Then, a few months later, First Green quietly stopped handling pot shops’ cash.
The reason for the about-face was a mystery -- until Seacoast Banking Corp. of Stuart announced late Monday that it would pay $133 million for First Green, which has $731 million in assets.
Bankers generally steer clear of marijuana, and Seacoast is an old-school bank that has been operating in Florida since the Great Depression. In a call with analysts Tuesday morning, Seacoast Chairman Dennis S. Hudson III said he began talking to First Green about a merger last year.
In an interview last year, First Green Chairman Ken LaRoe said his institution began handling dispensaries’ cash only after lengthy negotiations with banking regulators. The federal prohibition on marijuana makes sales a cash-only business, and First Green works with an armored-car company that carries currency directly from dispensaries to the nearest Federal Reserve location.
“We don’t touch the cash,” LaRoe said.
First Green Bank was the rare financial institution to venture into cannabis. Amid a wave of state marijuana legalization that began in Colorado and has spread to California and more than two dozen other states, bankers have deferred to federal law.
Banks are especially intertwined with the federal regulatory system. While banks can opt for state charters rather than federal charters, even state-regulated banks lean heavily on Washington to provide crucial services. The Federal Deposit Insurance Corp. guarantees customers’ balances. The Federal Reserve clears checks. The Treasury Department prints currency, and a host of federal agencies have the authority to investigate financial crime.

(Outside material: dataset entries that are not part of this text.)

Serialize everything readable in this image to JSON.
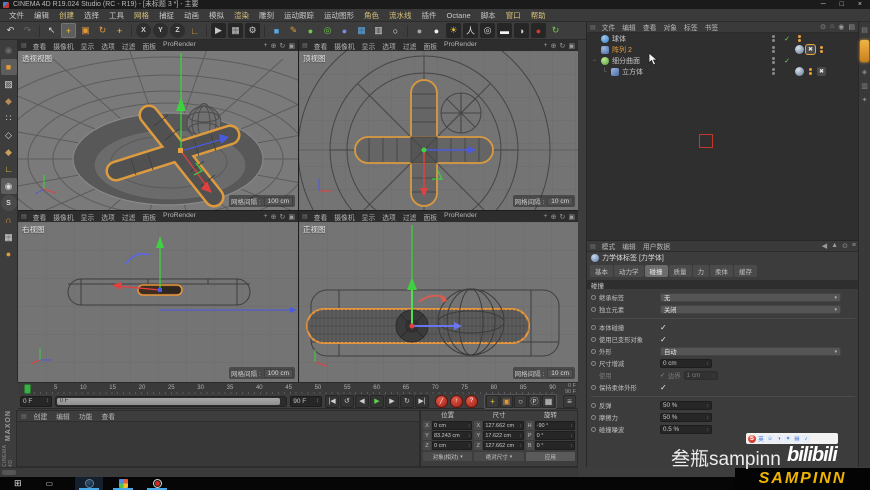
{
  "window": {
    "title": "CINEMA 4D R19.024 Studio (RC - R19) - [未标题 3 *] - 主要",
    "controls": [
      "─",
      "□",
      "×"
    ]
  },
  "menubar": [
    "文件",
    "编辑",
    "创建",
    "选择",
    "工具",
    "网格",
    "捕捉",
    "动画",
    "模拟",
    "渲染",
    "雕刻",
    "运动跟踪",
    "运动图形",
    "角色",
    "流水线",
    "插件",
    "Octane",
    "脚本",
    "窗口",
    "帮助"
  ],
  "toolbar": [
    {
      "name": "undo-icon",
      "glyph": "↶",
      "mod": "c-light"
    },
    {
      "name": "redo-icon",
      "glyph": "↷",
      "mod": "c-dim"
    },
    {
      "name": "separator",
      "mod": "sep"
    },
    {
      "name": "live-selection-icon",
      "glyph": "↖",
      "mod": "c-light"
    },
    {
      "name": "move-tool-icon",
      "glyph": "+",
      "mod": "c-yellow active"
    },
    {
      "name": "scale-tool-icon",
      "glyph": "▣",
      "mod": "c-orange"
    },
    {
      "name": "rotate-tool-icon",
      "glyph": "↻",
      "mod": "c-orange"
    },
    {
      "name": "last-tool-icon",
      "glyph": "+",
      "mod": "c-yellow"
    },
    {
      "name": "separator",
      "mod": "sep"
    },
    {
      "name": "lock-x-axis-icon",
      "glyph": "X",
      "mod": "c-axis"
    },
    {
      "name": "lock-y-axis-icon",
      "glyph": "Y",
      "mod": "c-axis"
    },
    {
      "name": "lock-z-axis-icon",
      "glyph": "Z",
      "mod": "c-axis"
    },
    {
      "name": "coordinate-system-icon",
      "glyph": "∟",
      "mod": "c-orange"
    },
    {
      "name": "separator",
      "mod": "sep"
    },
    {
      "name": "render-view-icon",
      "glyph": "▶",
      "mod": "c-clap"
    },
    {
      "name": "render-to-picture-viewer-icon",
      "glyph": "▦",
      "mod": "c-clap"
    },
    {
      "name": "render-settings-icon",
      "glyph": "⚙",
      "mod": "c-clap"
    },
    {
      "name": "separator",
      "mod": "sep"
    },
    {
      "name": "add-cube-icon",
      "glyph": "■",
      "mod": "c-blue"
    },
    {
      "name": "add-spline-icon",
      "glyph": "✎",
      "mod": "c-orange"
    },
    {
      "name": "add-subdivision-icon",
      "glyph": "●",
      "mod": "c-green"
    },
    {
      "name": "add-generator-icon",
      "glyph": "◎",
      "mod": "c-green"
    },
    {
      "name": "add-metaball-icon",
      "glyph": "●",
      "mod": "c-indigo"
    },
    {
      "name": "add-mograph-icon",
      "glyph": "▦",
      "mod": "c-blue"
    },
    {
      "name": "add-camera-icon",
      "glyph": "▥",
      "mod": "c-light"
    },
    {
      "name": "add-light-icon",
      "glyph": "○",
      "mod": "c-white"
    },
    {
      "name": "separator",
      "mod": "sep"
    },
    {
      "name": "material-sphere-icon",
      "glyph": "●",
      "mod": "c-gray2"
    },
    {
      "name": "material-sphere-light-icon",
      "glyph": "●",
      "mod": "c-white"
    },
    {
      "name": "sun-light-icon",
      "glyph": "☀",
      "mod": "c-yellow boxed"
    },
    {
      "name": "stage-icon",
      "glyph": "人",
      "mod": "c-light boxed"
    },
    {
      "name": "target-icon",
      "glyph": "◎",
      "mod": "c-light boxed"
    },
    {
      "name": "floor-icon",
      "glyph": "▬",
      "mod": "c-white boxed"
    },
    {
      "name": "environment-icon",
      "glyph": "◑",
      "mod": "c-light boxed"
    },
    {
      "name": "physical-sky-icon",
      "glyph": "●",
      "mod": "c-red boxed"
    },
    {
      "name": "refresh-icon",
      "glyph": "↻",
      "mod": "c-green"
    }
  ],
  "left_toolbar": [
    {
      "name": "make-editable-icon",
      "glyph": "◉",
      "mod": "c-dim"
    },
    {
      "name": "model-mode-icon",
      "glyph": "■",
      "mod": "c-orange active"
    },
    {
      "name": "texture-mode-icon",
      "glyph": "▨",
      "mod": "c-light"
    },
    {
      "name": "workplane-mode-icon",
      "glyph": "◆",
      "mod": "c-brown"
    },
    {
      "name": "points-mode-icon",
      "glyph": "∷",
      "mod": "c-light"
    },
    {
      "name": "edges-mode-icon",
      "glyph": "◇",
      "mod": "c-light"
    },
    {
      "name": "polygons-mode-icon",
      "glyph": "◆",
      "mod": "c-tan"
    },
    {
      "name": "axis-mode-icon",
      "glyph": "∟",
      "mod": "c-yellow"
    },
    {
      "name": "viewport-solo-icon",
      "glyph": "◉",
      "mod": "c-light active"
    },
    {
      "name": "enable-quantizing-icon",
      "glyph": "S",
      "mod": "c-light round"
    },
    {
      "name": "enable-snap-icon",
      "glyph": "∩",
      "mod": "c-orange"
    },
    {
      "name": "workplane-snap-icon",
      "glyph": "▦",
      "mod": "c-light"
    },
    {
      "name": "locked-workplane-icon",
      "glyph": "●",
      "mod": "c-orange"
    }
  ],
  "viewport_menu": [
    "查看",
    "摄像机",
    "显示",
    "选项",
    "过滤",
    "面板",
    "ProRender"
  ],
  "viewport_nav": [
    {
      "name": "pan-view-icon",
      "glyph": "+"
    },
    {
      "name": "zoom-view-icon",
      "glyph": "⊕"
    },
    {
      "name": "rotate-view-icon",
      "glyph": "↻"
    },
    {
      "name": "toggle-view-icon",
      "glyph": "▣"
    }
  ],
  "viewports": {
    "grid_key": "网格间隔 :",
    "perspective": {
      "label": "透视视图",
      "grid_value": "100 cm"
    },
    "top": {
      "label": "顶视图",
      "grid_value": "10 cm"
    },
    "right": {
      "label": "右视图",
      "grid_value": "100 cm"
    },
    "front": {
      "label": "正视图",
      "grid_value": "10 cm"
    }
  },
  "timeline": {
    "ticks": [
      "0",
      "5",
      "10",
      "15",
      "20",
      "25",
      "30",
      "35",
      "40",
      "45",
      "50",
      "55",
      "60",
      "65",
      "70",
      "75",
      "80",
      "85",
      "90"
    ],
    "range_start": "0 F",
    "range_end": "90 F"
  },
  "transport": {
    "current": "0 F",
    "slider_label": "0 F",
    "end": "90 F",
    "stepper": "↕",
    "buttons": [
      {
        "name": "goto-start-icon",
        "glyph": "|◀"
      },
      {
        "name": "play-loop-icon",
        "glyph": "↺"
      },
      {
        "name": "previous-frame-icon",
        "glyph": "◀"
      },
      {
        "name": "play-forward-icon",
        "glyph": "▶",
        "mod": "play"
      },
      {
        "name": "next-frame-icon",
        "glyph": "▶"
      },
      {
        "name": "play-mode-icon",
        "glyph": "↻"
      },
      {
        "name": "goto-end-icon",
        "glyph": "▶|"
      }
    ],
    "record_buttons": [
      {
        "name": "record-objects-icon",
        "glyph": "╱"
      },
      {
        "name": "autokeying-icon",
        "glyph": "↑"
      },
      {
        "name": "keyframe-selection-icon",
        "glyph": "?"
      }
    ],
    "toggles": [
      {
        "name": "record-position-toggle",
        "glyph": "+",
        "mod": "c-yellow"
      },
      {
        "name": "record-scale-toggle",
        "glyph": "▣",
        "mod": "c-orange"
      },
      {
        "name": "record-rotation-toggle",
        "glyph": "○",
        "mod": "c-light"
      },
      {
        "name": "record-parameter-toggle",
        "glyph": "Ⓟ",
        "mod": "c-light"
      },
      {
        "name": "record-pla-toggle",
        "glyph": "▦",
        "mod": "c-light"
      }
    ],
    "tracks_icon": "≡"
  },
  "object_manager": {
    "menu": [
      "文件",
      "编辑",
      "查看",
      "对象",
      "标签",
      "书签"
    ],
    "header_icons": [
      {
        "name": "search-icon",
        "glyph": "⊙"
      },
      {
        "name": "home-icon",
        "glyph": "⌂"
      },
      {
        "name": "filter-icon",
        "glyph": "◉"
      },
      {
        "name": "panel-menu-icon",
        "glyph": "▤"
      }
    ],
    "objects": [
      {
        "name": "球体"
      },
      {
        "name": "阵列 2"
      },
      {
        "name": "细分曲面"
      },
      {
        "name": "立方体"
      }
    ]
  },
  "attributes": {
    "menu": [
      "模式",
      "编辑",
      "用户数据"
    ],
    "header_icons": [
      {
        "name": "back-icon",
        "glyph": "◀"
      },
      {
        "name": "pin-icon",
        "glyph": "▲"
      },
      {
        "name": "search-icon",
        "glyph": "⊙"
      },
      {
        "name": "panel-menu-icon",
        "glyph": "≡"
      }
    ],
    "title": "力学体标签 [力学体]",
    "tabs": [
      {
        "label": "基本"
      },
      {
        "label": "动力学"
      },
      {
        "label": "碰撞",
        "mod": "active"
      },
      {
        "label": "质量"
      },
      {
        "label": "力"
      },
      {
        "label": "柔体"
      },
      {
        "label": "缓存"
      }
    ],
    "section": "碰撞",
    "fields": [
      {
        "label": "继承标签",
        "value": "无"
      },
      {
        "label": "独立元素",
        "value": "关闭"
      },
      {
        "label": "本体碰撞",
        "value": "✓"
      },
      {
        "label": "使用已变形对象",
        "value": "✓"
      },
      {
        "label": "外形",
        "value": "自动"
      },
      {
        "label": "尺寸增减",
        "value": "0 cm"
      },
      {
        "label": "使用",
        "value": "边界",
        "value2": "1 cm"
      },
      {
        "label": "保持柔体外形",
        "value": "✓"
      },
      {
        "label": "反弹",
        "value": "50 %"
      },
      {
        "label": "摩擦力",
        "value": "50 %"
      },
      {
        "label": "碰撞噪波",
        "value": "0.5 %"
      }
    ]
  },
  "coordinates": {
    "groups": [
      {
        "title": "位置",
        "footer": "对象(相对)",
        "rows": [
          {
            "axis": "X",
            "value": "0 cm"
          },
          {
            "axis": "Y",
            "value": "83.243 cm"
          },
          {
            "axis": "Z",
            "value": "0 cm"
          }
        ]
      },
      {
        "title": "尺寸",
        "footer": "绝对尺寸",
        "rows": [
          {
            "axis": "X",
            "value": "127.662 cm"
          },
          {
            "axis": "Y",
            "value": "17.622 cm"
          },
          {
            "axis": "Z",
            "value": "127.662 cm"
          }
        ]
      },
      {
        "title": "旋转",
        "footer": "应用",
        "rows": [
          {
            "axis": "H",
            "value": "-90 °"
          },
          {
            "axis": "P",
            "value": "0 °"
          },
          {
            "axis": "B",
            "value": "0 °"
          }
        ]
      }
    ]
  },
  "materials_menu": [
    "创建",
    "编辑",
    "功能",
    "查看"
  ],
  "branding": {
    "maxon": "MAXON",
    "cinema": "CINEMA 4D"
  },
  "sogou": {
    "logo": "S",
    "icons": [
      "英",
      "☺",
      "◑",
      "✦",
      "▤",
      "♪"
    ]
  },
  "watermark": {
    "author": "叁瓶sampinn",
    "platform": "bilibili",
    "badge": "SAMPINN"
  },
  "colors": {
    "accent_orange": "#e8a23c",
    "selection_outline": "#d99a3f",
    "play_green": "#5fd052",
    "record_red": "#d42a22",
    "bili_yellow": "#f0b400"
  }
}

What’s more, a widely cited memo from a deputy attorney general in 2014 set a high bar for banks that do business with marijuana businesses allowed by state laws. Bankers could face criminal prosecution if money from organized crime makes it into pot companies’ bank accounts, the memo said.
With federal regulators looming large over financial institutions, few bankers have proven bold enough to accept deposits from the pot business. LaRoe said his executives spent months working with state regulators to persuade them that First Green Bank could handle cannabis cash responsibly.
“The state wants us to have a rock-solid kill switch,” LaRoe said.
In other words, if federal regulators order First Green to stop banking cannabis companies, the bank must close their accounts in 24 hours.
Alex Sanchez, head of the Florida Bankers Association, last year lauded First Green Bank for pushing into an untested industry.
“To their credit, they have checked every box,” Sanchez said. “They have done an incredible amount of due diligence to get to this point.”
In Colorado’s thriving marijuana sector, stories of cash-only operations have become legion. Employees are paid in cash, and even tax bills are satisfied with stacks of greenbacks. In Florida, marijuana companies like Surterra Wellness are able to issue paychecks because they have checking accounts.